_Data for the task_:
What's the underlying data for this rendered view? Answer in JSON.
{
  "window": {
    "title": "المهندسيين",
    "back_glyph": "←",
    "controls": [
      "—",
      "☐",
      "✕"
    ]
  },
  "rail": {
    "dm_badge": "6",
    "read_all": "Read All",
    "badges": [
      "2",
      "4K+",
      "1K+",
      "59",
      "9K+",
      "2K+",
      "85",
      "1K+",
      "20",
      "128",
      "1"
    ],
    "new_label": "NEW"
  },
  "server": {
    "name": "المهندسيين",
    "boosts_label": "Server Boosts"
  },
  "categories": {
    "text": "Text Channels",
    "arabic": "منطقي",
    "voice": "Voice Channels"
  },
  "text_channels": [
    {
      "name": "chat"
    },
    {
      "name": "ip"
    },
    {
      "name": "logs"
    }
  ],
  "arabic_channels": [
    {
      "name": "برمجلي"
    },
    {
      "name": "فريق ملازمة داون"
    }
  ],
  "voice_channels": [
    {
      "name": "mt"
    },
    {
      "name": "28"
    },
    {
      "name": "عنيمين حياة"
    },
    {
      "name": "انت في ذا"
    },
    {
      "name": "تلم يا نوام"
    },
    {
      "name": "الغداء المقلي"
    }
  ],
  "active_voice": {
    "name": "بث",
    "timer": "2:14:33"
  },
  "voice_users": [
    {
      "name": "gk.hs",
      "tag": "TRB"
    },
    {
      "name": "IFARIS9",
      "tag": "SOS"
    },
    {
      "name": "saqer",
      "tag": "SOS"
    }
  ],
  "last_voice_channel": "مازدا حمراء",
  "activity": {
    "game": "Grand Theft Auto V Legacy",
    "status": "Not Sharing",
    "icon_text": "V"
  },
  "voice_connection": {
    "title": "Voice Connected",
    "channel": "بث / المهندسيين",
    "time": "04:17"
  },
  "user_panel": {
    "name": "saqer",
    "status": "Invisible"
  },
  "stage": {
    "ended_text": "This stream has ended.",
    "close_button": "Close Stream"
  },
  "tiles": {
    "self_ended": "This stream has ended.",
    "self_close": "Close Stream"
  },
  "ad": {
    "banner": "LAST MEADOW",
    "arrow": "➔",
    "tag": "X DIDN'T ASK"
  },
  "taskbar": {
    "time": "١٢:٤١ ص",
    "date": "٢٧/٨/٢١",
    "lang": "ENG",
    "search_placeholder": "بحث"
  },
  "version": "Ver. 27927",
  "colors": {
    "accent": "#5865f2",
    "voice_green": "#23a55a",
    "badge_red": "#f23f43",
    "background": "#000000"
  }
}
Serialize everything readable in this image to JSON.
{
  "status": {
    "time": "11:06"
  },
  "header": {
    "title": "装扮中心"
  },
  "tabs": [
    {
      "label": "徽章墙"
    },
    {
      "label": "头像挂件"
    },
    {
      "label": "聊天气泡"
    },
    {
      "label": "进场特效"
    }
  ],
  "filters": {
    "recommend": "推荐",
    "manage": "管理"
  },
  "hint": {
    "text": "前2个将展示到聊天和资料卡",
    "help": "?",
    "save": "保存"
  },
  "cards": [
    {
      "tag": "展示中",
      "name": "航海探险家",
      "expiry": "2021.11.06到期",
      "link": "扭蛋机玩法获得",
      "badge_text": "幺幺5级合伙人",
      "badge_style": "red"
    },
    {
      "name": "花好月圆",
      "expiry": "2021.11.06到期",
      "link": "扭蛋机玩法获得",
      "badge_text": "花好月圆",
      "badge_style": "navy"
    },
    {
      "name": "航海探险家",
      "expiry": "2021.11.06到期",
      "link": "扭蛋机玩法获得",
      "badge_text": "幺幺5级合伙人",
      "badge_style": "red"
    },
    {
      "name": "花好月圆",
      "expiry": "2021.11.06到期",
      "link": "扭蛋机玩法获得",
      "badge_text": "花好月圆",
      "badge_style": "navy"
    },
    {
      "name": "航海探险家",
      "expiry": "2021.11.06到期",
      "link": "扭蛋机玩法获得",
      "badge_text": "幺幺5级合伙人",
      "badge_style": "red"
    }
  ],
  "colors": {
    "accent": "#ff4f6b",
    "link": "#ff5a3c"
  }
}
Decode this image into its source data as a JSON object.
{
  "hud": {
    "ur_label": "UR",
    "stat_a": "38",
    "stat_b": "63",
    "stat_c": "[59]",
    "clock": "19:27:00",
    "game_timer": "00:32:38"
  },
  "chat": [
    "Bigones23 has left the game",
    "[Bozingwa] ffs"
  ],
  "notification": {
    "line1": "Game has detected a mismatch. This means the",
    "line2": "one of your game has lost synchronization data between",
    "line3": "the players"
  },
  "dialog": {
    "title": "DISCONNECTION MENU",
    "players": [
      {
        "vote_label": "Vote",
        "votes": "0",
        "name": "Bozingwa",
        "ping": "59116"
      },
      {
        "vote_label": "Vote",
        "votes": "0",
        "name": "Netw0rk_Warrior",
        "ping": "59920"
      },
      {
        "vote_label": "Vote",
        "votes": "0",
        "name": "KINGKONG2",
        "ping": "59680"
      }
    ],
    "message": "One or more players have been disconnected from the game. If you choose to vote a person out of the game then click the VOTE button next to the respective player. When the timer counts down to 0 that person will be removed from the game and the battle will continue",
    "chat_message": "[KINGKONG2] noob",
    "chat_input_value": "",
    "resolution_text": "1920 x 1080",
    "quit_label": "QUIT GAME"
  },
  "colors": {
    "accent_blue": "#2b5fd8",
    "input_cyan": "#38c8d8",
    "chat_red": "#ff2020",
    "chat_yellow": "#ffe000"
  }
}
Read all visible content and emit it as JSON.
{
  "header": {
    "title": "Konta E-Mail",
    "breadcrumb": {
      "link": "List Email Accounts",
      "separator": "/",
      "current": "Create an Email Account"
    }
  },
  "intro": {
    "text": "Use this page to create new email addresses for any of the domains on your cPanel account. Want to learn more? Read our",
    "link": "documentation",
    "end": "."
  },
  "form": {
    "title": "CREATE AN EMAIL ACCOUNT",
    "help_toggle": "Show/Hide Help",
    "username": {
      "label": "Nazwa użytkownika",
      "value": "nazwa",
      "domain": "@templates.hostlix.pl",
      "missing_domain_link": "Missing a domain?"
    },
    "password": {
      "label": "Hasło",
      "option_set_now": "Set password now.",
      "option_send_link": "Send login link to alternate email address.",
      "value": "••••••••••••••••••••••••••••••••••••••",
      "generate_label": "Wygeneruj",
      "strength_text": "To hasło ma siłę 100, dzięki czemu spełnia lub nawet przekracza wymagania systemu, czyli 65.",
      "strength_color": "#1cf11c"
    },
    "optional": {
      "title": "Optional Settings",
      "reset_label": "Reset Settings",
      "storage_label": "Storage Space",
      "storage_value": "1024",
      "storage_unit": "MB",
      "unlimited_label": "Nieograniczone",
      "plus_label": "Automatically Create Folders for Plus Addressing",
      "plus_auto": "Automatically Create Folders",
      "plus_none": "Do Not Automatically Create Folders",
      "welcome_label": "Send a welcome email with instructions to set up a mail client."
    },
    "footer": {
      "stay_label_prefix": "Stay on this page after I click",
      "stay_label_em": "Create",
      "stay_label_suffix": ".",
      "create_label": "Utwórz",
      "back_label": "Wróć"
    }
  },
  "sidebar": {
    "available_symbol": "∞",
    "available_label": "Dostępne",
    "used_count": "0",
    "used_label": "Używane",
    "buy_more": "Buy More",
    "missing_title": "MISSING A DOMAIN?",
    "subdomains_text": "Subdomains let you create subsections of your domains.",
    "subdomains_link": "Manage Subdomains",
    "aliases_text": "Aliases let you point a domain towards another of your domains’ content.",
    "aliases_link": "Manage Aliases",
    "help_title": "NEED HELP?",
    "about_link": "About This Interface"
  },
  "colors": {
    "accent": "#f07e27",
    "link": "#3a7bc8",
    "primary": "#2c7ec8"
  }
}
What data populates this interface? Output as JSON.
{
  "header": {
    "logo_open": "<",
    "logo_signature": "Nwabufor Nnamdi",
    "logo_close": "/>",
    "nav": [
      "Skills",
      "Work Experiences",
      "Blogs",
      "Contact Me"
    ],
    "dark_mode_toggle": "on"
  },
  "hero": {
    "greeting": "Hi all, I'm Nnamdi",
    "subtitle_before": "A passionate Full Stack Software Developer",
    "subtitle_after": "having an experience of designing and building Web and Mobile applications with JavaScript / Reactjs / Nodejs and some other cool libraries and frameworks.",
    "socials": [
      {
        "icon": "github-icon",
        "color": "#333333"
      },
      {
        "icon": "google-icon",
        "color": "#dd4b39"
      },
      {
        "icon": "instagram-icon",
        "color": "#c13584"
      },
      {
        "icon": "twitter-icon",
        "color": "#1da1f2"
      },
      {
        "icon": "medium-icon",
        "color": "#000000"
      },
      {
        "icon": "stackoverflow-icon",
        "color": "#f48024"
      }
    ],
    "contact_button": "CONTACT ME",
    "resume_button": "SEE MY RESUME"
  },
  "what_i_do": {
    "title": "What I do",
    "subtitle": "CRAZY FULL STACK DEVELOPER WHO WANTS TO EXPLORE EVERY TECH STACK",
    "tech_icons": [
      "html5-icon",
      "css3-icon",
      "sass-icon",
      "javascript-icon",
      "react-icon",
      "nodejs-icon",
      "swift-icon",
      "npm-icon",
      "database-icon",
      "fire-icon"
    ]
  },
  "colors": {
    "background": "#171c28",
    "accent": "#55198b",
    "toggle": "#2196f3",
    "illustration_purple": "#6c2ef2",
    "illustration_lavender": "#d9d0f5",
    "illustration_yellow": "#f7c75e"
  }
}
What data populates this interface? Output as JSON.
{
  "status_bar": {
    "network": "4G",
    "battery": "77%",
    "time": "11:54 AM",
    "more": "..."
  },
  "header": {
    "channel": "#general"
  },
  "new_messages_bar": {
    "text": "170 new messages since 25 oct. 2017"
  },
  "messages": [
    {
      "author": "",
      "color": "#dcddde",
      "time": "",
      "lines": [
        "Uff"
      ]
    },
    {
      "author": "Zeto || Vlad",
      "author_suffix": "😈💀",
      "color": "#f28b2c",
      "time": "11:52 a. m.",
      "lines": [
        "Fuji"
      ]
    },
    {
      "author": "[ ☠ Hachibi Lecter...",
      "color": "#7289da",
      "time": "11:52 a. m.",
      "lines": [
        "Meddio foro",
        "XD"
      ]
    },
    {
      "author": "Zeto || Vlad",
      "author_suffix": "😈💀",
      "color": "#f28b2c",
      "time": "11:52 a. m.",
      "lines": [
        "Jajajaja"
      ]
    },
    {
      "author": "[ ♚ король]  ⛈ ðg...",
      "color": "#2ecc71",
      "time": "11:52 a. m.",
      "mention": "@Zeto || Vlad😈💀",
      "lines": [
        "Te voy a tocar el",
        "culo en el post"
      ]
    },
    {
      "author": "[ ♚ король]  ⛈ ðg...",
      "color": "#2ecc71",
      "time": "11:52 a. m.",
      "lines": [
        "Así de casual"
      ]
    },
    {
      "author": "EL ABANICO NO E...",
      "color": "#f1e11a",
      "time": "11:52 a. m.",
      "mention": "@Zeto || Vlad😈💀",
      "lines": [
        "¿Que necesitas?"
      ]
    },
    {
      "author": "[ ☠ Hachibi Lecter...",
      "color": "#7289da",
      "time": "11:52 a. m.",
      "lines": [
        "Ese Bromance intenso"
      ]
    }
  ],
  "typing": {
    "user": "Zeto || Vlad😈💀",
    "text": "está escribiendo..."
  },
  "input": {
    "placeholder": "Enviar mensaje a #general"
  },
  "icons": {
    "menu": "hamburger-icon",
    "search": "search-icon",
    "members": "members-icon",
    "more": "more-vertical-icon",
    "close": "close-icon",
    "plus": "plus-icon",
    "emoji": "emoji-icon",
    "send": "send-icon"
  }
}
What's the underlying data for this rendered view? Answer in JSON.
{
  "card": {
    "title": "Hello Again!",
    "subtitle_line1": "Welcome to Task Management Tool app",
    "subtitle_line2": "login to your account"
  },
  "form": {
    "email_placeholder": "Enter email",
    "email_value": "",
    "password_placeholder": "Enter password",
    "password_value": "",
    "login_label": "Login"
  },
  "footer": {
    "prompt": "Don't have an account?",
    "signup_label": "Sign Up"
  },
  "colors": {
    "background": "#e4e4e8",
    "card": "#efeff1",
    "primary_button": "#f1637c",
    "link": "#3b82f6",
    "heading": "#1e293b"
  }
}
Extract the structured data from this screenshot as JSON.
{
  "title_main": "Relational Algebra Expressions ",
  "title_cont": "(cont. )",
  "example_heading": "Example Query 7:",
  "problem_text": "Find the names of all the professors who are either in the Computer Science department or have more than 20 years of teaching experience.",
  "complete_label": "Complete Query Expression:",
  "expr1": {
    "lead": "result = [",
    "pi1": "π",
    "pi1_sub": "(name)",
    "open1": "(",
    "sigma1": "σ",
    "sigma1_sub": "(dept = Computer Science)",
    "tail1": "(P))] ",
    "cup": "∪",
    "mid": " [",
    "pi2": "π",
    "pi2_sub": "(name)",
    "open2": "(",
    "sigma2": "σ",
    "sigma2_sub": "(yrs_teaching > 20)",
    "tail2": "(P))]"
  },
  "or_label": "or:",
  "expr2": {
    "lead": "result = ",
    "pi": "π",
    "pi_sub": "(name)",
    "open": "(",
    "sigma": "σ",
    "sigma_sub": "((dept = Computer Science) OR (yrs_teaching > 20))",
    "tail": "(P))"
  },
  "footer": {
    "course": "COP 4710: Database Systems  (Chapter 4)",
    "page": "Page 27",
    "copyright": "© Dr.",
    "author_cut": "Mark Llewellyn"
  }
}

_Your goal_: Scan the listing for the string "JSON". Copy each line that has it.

_Result below_:
What's the underlying data for this rendered view? Answer in JSON.
Serialize everything readable in this image to JSON.
Decode this image into its source data as a JSON object.
Read all visible content and emit it as JSON.
What data populates this interface? Output as JSON.
What data populates this interface? Output as JSON.
What's the underlying data for this rendered view? Answer in JSON.
Extract the structured data from this screenshot as JSON.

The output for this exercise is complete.